This is a photo of Mekayla giving a pair of dance shoes to a young dancer in need of them. 

I am so grateful that Mekayla gave me the opportunity to ask her about this awesome organization she started. Anyone can donate and help with Pair2Share, regardless if they have danced or not, by sampling spreading the word about the incredible work they do. Mekayla has the biggest heart filled with confidence, dance, and helping others. I am so inspired by her daily, and am excited to share the interview with everyone.

Click here to listen to the interview with Mekayla: How Mekayla Started Pair2Share


Pictured here are the three founders of Pair2Share: Juliana, Meriah, and Mekayla



Reflection: Genius Hour In-Class Reading

This past week, we discussed Genius Hour’s and the benefits they have associated. In order to understand Genius Hour in more depth, we took a deeper look into CNN’s “Genius Hour: Students, what kids could learn from failure.” A genius hour is a set amount of time during a school day where students are challenged to set goals and accomplish them. In this hour, students have the total freedom to complete a project on a topic entirely of their choosing, which allows for the project to become personal and authentic. Genius hour has become an instrumental part in many school’s daily or weekly routines, and many students even beg to have Genius Hour in class. It deals with all of the characteristics in Meaningful Learning as well, and is very interesting to learn about, and participate in.
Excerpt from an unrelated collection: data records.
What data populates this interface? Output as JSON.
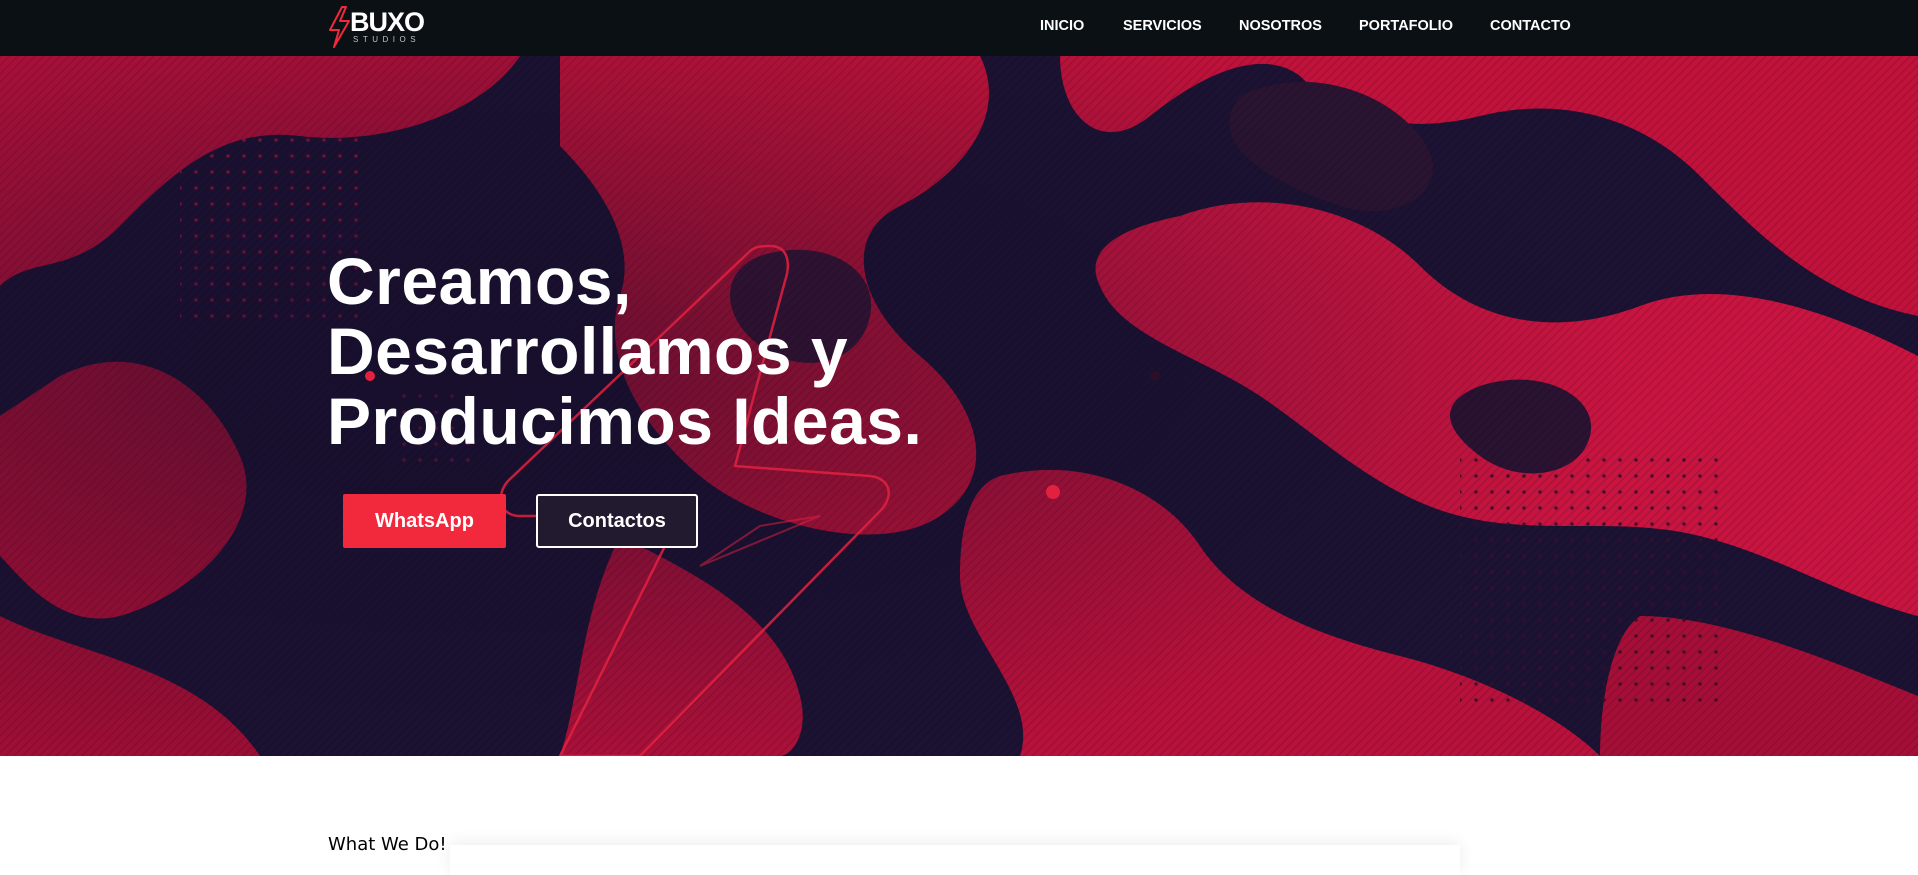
{
  "brand": {
    "name": "BUXO",
    "tagline": "STUDIOS",
    "accent": "#f2283d",
    "nav_bg": "#0b1014"
  },
  "nav": {
    "items": [
      {
        "label": "INICIO"
      },
      {
        "label": "SERVICIOS"
      },
      {
        "label": "NOSOTROS"
      },
      {
        "label": "PORTAFOLIO"
      },
      {
        "label": "CONTACTO"
      }
    ]
  },
  "hero": {
    "title_lines": [
      "Creamos,",
      "Desarrollamos y",
      "Producimos Ideas."
    ],
    "primary_button": "WhatsApp",
    "secondary_button": "Contactos",
    "colors": {
      "crimson": "#c2123a",
      "navy": "#1a1030"
    }
  },
  "section": {
    "label": "What We Do!"
  },
  "icons": [
    "lightning-bolt-icon"
  ]
}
The Genius Hour project allows students to have total creativity and freedom in their research. It allows them to think for themselves in what they find, what kinds of goals they set, and the conclusions they create. The article stated, “failure is an option,” which is very encouraging to see in an education system where everything is tested and you either pass or fail. Genius hour also provides students with the freedom to take ownership of their own learning, but the teacher provides structure to keep them on task, such as holding conferences every so often. In addition, it allows for students to be collaborative with their work, and learn from their peers. Although they are doing independent projects, students have the opportunity to share their findings which could inspire their classmates and generate feedback as well.
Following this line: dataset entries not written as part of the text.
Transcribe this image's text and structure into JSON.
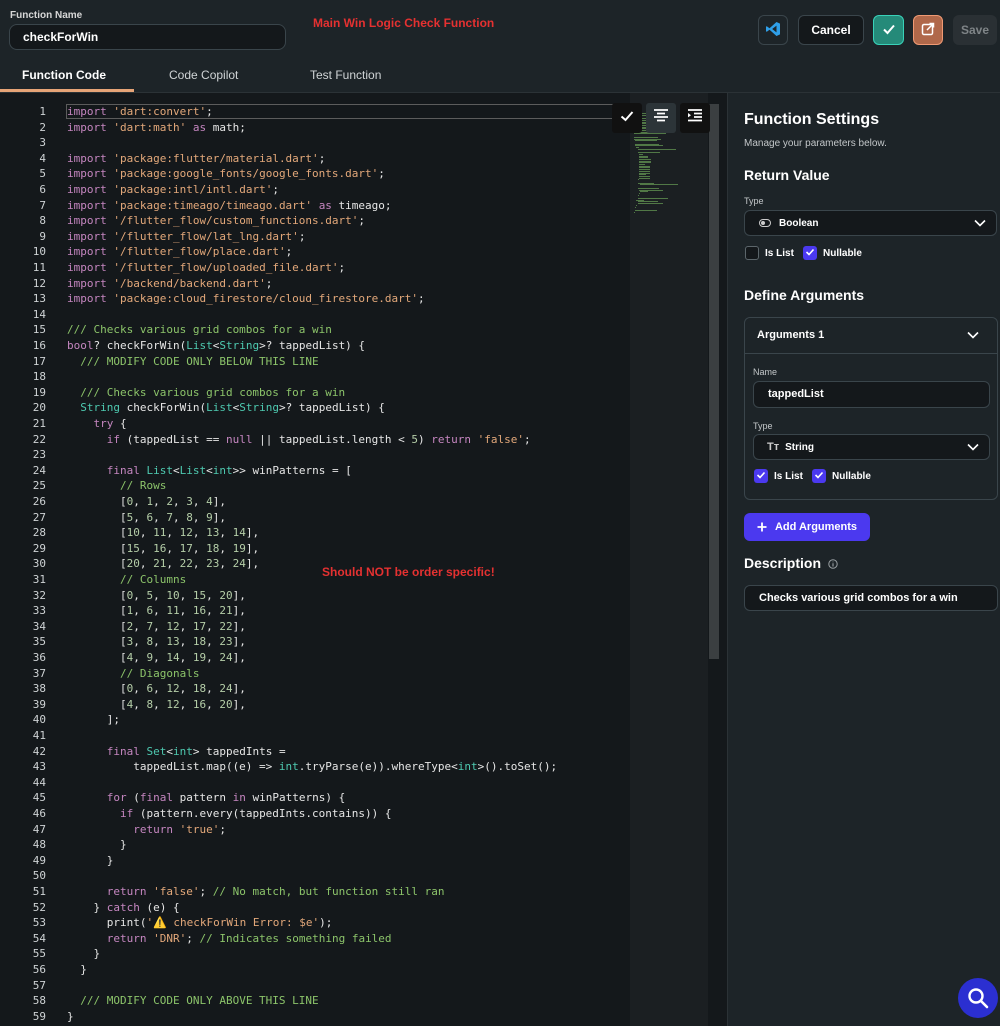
{
  "header": {
    "function_name_label": "Function Name",
    "function_name_value": "checkForWin",
    "annotation_top": "Main Win Logic Check Function",
    "cancel_label": "Cancel",
    "save_label": "Save"
  },
  "tabs": [
    {
      "label": "Function Code",
      "active": true
    },
    {
      "label": "Code Copilot",
      "active": false
    },
    {
      "label": "Test Function",
      "active": false
    }
  ],
  "editor": {
    "annotation_mid": "Should NOT be order specific!",
    "line_numbers": [
      "1",
      "2",
      "3",
      "4",
      "5",
      "6",
      "7",
      "8",
      "9",
      "10",
      "11",
      "12",
      "13",
      "14",
      "15",
      "16",
      "17",
      "18",
      "19",
      "20",
      "21",
      "22",
      "23",
      "24",
      "25",
      "26",
      "27",
      "28",
      "29",
      "30",
      "31",
      "32",
      "33",
      "34",
      "35",
      "36",
      "37",
      "38",
      "39",
      "40",
      "41",
      "42",
      "43",
      "44",
      "45",
      "46",
      "47",
      "48",
      "49",
      "50",
      "51",
      "52",
      "53",
      "54",
      "55",
      "56",
      "57",
      "58",
      "59"
    ],
    "lines": [
      "import 'dart:convert';",
      "import 'dart:math' as math;",
      "",
      "import 'package:flutter/material.dart';",
      "import 'package:google_fonts/google_fonts.dart';",
      "import 'package:intl/intl.dart';",
      "import 'package:timeago/timeago.dart' as timeago;",
      "import '/flutter_flow/custom_functions.dart';",
      "import '/flutter_flow/lat_lng.dart';",
      "import '/flutter_flow/place.dart';",
      "import '/flutter_flow/uploaded_file.dart';",
      "import '/backend/backend.dart';",
      "import 'package:cloud_firestore/cloud_firestore.dart';",
      "",
      "/// Checks various grid combos for a win",
      "bool? checkForWin(List<String>? tappedList) {",
      "  /// MODIFY CODE ONLY BELOW THIS LINE",
      "",
      "  /// Checks various grid combos for a win",
      "  String checkForWin(List<String>? tappedList) {",
      "    try {",
      "      if (tappedList == null || tappedList.length < 5) return 'false';",
      "",
      "      final List<List<int>> winPatterns = [",
      "        // Rows",
      "        [0, 1, 2, 3, 4],",
      "        [5, 6, 7, 8, 9],",
      "        [10, 11, 12, 13, 14],",
      "        [15, 16, 17, 18, 19],",
      "        [20, 21, 22, 23, 24],",
      "        // Columns",
      "        [0, 5, 10, 15, 20],",
      "        [1, 6, 11, 16, 21],",
      "        [2, 7, 12, 17, 22],",
      "        [3, 8, 13, 18, 23],",
      "        [4, 9, 14, 19, 24],",
      "        // Diagonals",
      "        [0, 6, 12, 18, 24],",
      "        [4, 8, 12, 16, 20],",
      "      ];",
      "",
      "      final Set<int> tappedInts =",
      "          tappedList.map((e) => int.tryParse(e)).whereType<int>().toSet();",
      "",
      "      for (final pattern in winPatterns) {",
      "        if (pattern.every(tappedInts.contains)) {",
      "          return 'true';",
      "        }",
      "      }",
      "",
      "      return 'false'; // No match, but function still ran",
      "    } catch (e) {",
      "      print('⚠️ checkForWin Error: $e');",
      "      return 'DNR'; // Indicates something failed",
      "    }",
      "  }",
      "",
      "  /// MODIFY CODE ONLY ABOVE THIS LINE",
      "}"
    ]
  },
  "settings": {
    "title": "Function Settings",
    "subtitle": "Manage your parameters below.",
    "return_value": {
      "title": "Return Value",
      "type_label": "Type",
      "type_value": "Boolean",
      "is_list_label": "Is List",
      "is_list_checked": false,
      "nullable_label": "Nullable",
      "nullable_checked": true
    },
    "arguments": {
      "title": "Define Arguments",
      "card_title": "Arguments 1",
      "name_label": "Name",
      "name_value": "tappedList",
      "type_label": "Type",
      "type_value": "String",
      "is_list_label": "Is List",
      "is_list_checked": true,
      "nullable_label": "Nullable",
      "nullable_checked": true,
      "add_label": "Add Arguments"
    },
    "description": {
      "title": "Description",
      "value": "Checks various grid combos for a win"
    }
  },
  "colors": {
    "accent": "#4b39ef",
    "confirm": "#258a79",
    "open": "#b0684a",
    "annotation": "#e53131"
  }
}
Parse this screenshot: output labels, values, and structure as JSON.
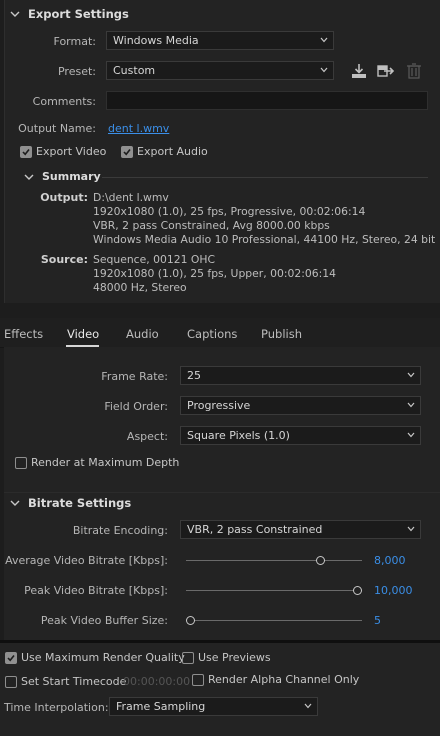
{
  "export_settings": {
    "title": "Export Settings",
    "format_label": "Format:",
    "format_value": "Windows Media",
    "preset_label": "Preset:",
    "preset_value": "Custom",
    "comments_label": "Comments:",
    "comments_value": "",
    "output_name_label": "Output Name:",
    "output_name_value": "dent l.wmv",
    "export_video_label": "Export Video",
    "export_video_checked": true,
    "export_audio_label": "Export Audio",
    "export_audio_checked": true
  },
  "summary": {
    "title": "Summary",
    "output_key": "Output:",
    "output_lines": [
      "D:\\dent l.wmv",
      "1920x1080 (1.0), 25 fps, Progressive, 00:02:06:14",
      "VBR, 2 pass Constrained, Avg 8000.00 kbps",
      "Windows Media Audio 10 Professional, 44100 Hz, Stereo, 24 bit"
    ],
    "source_key": "Source:",
    "source_lines": [
      "Sequence, 00121 OHC",
      "1920x1080 (1.0), 25 fps, Upper, 00:02:06:14",
      "48000 Hz, Stereo"
    ]
  },
  "tabs": [
    "Effects",
    "Video",
    "Audio",
    "Captions",
    "Publish"
  ],
  "active_tab": "Video",
  "video": {
    "frame_rate_label": "Frame Rate:",
    "frame_rate_value": "25",
    "field_order_label": "Field Order:",
    "field_order_value": "Progressive",
    "aspect_label": "Aspect:",
    "aspect_value": "Square Pixels (1.0)",
    "render_max_depth_label": "Render at Maximum Depth",
    "render_max_depth_checked": false
  },
  "bitrate": {
    "title": "Bitrate Settings",
    "encoding_label": "Bitrate Encoding:",
    "encoding_value": "VBR, 2 pass Constrained",
    "avg_label": "Average Video Bitrate [Kbps]:",
    "avg_value": "8,000",
    "avg_fraction": 0.78,
    "peak_label": "Peak Video Bitrate [Kbps]:",
    "peak_value": "10,000",
    "peak_fraction": 1.0,
    "buffer_label": "Peak Video Buffer Size:",
    "buffer_value": "5",
    "buffer_fraction": 0.0
  },
  "bottom": {
    "max_render_quality_label": "Use Maximum Render Quality",
    "max_render_quality_checked": true,
    "use_previews_label": "Use Previews",
    "use_previews_checked": false,
    "start_timecode_label": "Set Start Timecode",
    "start_timecode_checked": false,
    "start_timecode_value": "00:00:00:00",
    "alpha_only_label": "Render Alpha Channel Only",
    "alpha_only_checked": false,
    "time_interp_label": "Time Interpolation:",
    "time_interp_value": "Frame Sampling"
  },
  "colors": {
    "accent_link": "#3b8fe8",
    "value_blue": "#3a8ee6",
    "background": "#232323"
  },
  "icons": [
    "chevron-down-icon",
    "save-preset-icon",
    "import-preset-icon",
    "delete-preset-icon",
    "checkmark-icon"
  ]
}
Genius Hour ties in with Meaningful Learning in all of it’s five characteristics. First, it is authentic because it allows students to study real-life things that they are curious about. Whether a student is learning about hurricane patterns or writing a novel, it gives students the opportunity to learn about something happening in our world, not just in a textbook. Second, it is active because it requires to be hands on with their material. Through their presentations and research, students are in control of what they learn and find. It is also constructive because of their opportunity for failure. Students have the potential to fail and try again which teaches them about persistence and critical thinking. It is intentional because the students set their own personal goals for what they want to accomplish in their project. Lastly, it is cooperative because students learn from each other while sharing their work, and their conferences with their teachers helps them to find their successes and failures.
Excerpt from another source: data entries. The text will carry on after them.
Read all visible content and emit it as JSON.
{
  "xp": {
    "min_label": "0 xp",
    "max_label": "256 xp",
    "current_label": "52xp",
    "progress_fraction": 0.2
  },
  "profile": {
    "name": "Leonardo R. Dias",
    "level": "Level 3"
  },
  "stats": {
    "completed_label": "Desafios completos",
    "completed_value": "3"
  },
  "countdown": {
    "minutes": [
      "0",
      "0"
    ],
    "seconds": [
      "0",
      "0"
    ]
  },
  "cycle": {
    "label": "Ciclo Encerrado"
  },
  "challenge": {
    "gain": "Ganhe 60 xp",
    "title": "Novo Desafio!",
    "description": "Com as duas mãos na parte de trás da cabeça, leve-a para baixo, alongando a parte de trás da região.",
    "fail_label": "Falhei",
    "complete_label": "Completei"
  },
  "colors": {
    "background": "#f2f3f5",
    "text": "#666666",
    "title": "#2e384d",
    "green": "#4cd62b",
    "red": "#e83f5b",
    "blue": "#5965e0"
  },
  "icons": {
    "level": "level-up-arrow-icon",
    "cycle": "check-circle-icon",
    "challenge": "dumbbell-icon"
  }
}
Genius Hour is a strong asset to many schools around the world. It has become a time students long for in class. It shows students that their are other things in the world they are free to explore and do if they set their minds to it. Although it may seem like a time for students to goof off, teachers and parents have come to find how beneficial it can be for students to take a break and put time and dedication into something they truly care about in the school setting. I just wish we had Genius Hour when I was in elementary school.